▶ _What you should do_:
Using the records beneath, say how many lines contain the word "good", without comment.

[Entries from a dataset of interfaces]
+--
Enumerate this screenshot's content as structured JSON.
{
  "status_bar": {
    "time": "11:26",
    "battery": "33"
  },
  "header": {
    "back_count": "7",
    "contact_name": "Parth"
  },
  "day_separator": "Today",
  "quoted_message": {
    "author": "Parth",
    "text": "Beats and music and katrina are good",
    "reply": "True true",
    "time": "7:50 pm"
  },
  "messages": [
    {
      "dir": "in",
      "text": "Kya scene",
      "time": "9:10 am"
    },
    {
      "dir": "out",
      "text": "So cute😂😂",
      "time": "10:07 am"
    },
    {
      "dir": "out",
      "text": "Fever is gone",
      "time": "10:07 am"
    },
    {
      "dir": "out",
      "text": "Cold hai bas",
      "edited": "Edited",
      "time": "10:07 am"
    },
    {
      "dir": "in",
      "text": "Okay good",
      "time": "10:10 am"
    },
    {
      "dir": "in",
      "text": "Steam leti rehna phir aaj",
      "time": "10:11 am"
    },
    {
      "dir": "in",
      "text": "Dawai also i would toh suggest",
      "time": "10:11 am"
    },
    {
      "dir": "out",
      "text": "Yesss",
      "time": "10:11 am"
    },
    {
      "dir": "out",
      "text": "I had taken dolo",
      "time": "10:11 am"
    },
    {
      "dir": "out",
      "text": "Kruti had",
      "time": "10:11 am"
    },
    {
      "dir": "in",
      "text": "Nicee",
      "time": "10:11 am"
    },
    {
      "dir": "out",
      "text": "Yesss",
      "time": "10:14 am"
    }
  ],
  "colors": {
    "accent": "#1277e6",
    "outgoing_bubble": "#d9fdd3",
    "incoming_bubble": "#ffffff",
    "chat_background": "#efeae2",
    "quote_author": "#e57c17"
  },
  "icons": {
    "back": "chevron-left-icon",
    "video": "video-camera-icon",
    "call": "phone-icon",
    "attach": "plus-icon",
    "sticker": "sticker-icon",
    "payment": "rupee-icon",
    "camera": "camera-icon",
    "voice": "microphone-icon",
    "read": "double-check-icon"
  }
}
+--
▶ _Solution_:
2